4. What is one building that inspires you and why? 
I am often left exhilarated by an extraordinary archaeological ruin or an interior of a vast cathedral, but for a truly memorable experience I always return to the Louisiana Art Museum in Humlebaek, Denmark. For me, it encapsulates the synthesis of architecture and landscape working as one entity. The architects Jorgen Bo and Wilhelm Wohlert working in the late 1950s camped out on the grounds for months making sketches and observing the light and views before designing the extension. The result is a series of pavilions and covered walkways that slowly take you on a journey through an unfolding coastal landscape. The experience of this place still remains exquisite, surprising and uplifting 64 years after it was completed. 

5. Where is your favourite place in London and why?
I really enjoy strolling through the City of London. I love the rich history and tradition of the built form and the references to the hidden rivers and previous uses through place names. The mediaeval street pattern is fascinating, but I do wonder what it would have been like if Sir Christopher Wren’s formal plans for the area post the Fire of London had been implemented. Gillespies has been fortunate to have worked on a number of squares and streets there and I really sense the appreciation of these greening strategies to keep the place meaningful and alive
About Town
London Event Highlights

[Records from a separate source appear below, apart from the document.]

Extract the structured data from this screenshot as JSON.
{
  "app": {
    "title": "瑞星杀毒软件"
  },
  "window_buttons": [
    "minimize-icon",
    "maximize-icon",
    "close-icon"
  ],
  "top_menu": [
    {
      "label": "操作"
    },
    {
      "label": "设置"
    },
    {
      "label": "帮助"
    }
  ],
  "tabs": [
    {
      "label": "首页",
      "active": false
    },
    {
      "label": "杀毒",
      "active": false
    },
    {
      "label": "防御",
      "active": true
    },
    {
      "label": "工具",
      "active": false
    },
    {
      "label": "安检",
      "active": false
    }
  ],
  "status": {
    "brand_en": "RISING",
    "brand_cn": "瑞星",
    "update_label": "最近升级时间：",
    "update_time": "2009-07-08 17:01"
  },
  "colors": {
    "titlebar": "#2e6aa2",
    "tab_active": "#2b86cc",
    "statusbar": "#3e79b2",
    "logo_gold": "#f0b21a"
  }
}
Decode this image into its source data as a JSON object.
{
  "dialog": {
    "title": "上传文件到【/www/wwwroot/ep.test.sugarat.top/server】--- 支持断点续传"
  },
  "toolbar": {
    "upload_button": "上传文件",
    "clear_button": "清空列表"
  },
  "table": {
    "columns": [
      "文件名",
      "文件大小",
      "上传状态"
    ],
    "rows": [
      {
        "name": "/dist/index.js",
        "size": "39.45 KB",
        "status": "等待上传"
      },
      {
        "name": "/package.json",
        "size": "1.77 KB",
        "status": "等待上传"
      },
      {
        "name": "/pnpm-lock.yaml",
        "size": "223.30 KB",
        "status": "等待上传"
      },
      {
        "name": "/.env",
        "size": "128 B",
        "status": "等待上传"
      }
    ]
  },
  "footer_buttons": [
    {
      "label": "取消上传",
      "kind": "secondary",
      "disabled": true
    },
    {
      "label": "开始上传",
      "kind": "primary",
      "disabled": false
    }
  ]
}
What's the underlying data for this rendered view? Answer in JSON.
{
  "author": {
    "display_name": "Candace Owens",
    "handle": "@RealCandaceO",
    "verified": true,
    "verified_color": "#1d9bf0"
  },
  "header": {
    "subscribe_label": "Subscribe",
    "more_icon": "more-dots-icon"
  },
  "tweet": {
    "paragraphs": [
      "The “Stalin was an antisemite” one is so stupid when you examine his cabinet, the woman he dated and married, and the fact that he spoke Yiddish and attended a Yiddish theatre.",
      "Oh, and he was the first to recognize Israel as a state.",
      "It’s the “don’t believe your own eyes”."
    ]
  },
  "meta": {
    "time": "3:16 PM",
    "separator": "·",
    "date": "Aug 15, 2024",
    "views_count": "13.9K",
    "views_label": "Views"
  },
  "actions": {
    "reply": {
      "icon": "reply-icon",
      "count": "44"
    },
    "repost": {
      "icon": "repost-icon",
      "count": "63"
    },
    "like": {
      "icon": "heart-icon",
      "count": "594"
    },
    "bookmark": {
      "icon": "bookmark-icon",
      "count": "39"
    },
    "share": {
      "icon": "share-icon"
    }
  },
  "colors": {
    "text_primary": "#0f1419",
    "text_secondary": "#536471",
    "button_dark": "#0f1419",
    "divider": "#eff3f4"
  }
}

Here are the ERI team's top picks of what's on in London in the world of art, design and enjoyment.

Park Nights 2022 - Serpentine Galleries 
until 13 Oct 2022
Each year, Park Nights presents a series of new interdisciplinary artistic performance in the Serpentine Pavilion. This year's Black Chapel, designed by Chicago-based artist Theaster Gates with the support of Adjaye Associates, will feature artist and filmmaker Josiane M.H. Pozi and New York-based Standing on the Corner Art Ensemble.

 Frieze London & Frieze Masters 2022
12 - 16 October 2022 
Bringing together over 280 galleries from 42 countries, Frieze London & Frieze Masters will celebrate the creative spirit of the city. Led by Eva Langret, Frieze London will feature over 160 of the world’s leading contemporary galleries. Frieze Masters, directed by Nathan Clements-Gillespie, will feature over 120 galleries, showing work from ancient to modern.

Tate Britain: Cornelia Parker
until 16 October 2022
Cornelia Parker is one of Britain's best-loved and most acclaimed contemporary artists, who reconfigures domestic objects to question our relationship with the world. The exhibition brings together her large-scale iconic suspended works as well as her films and innovative drawings, prints and photographs.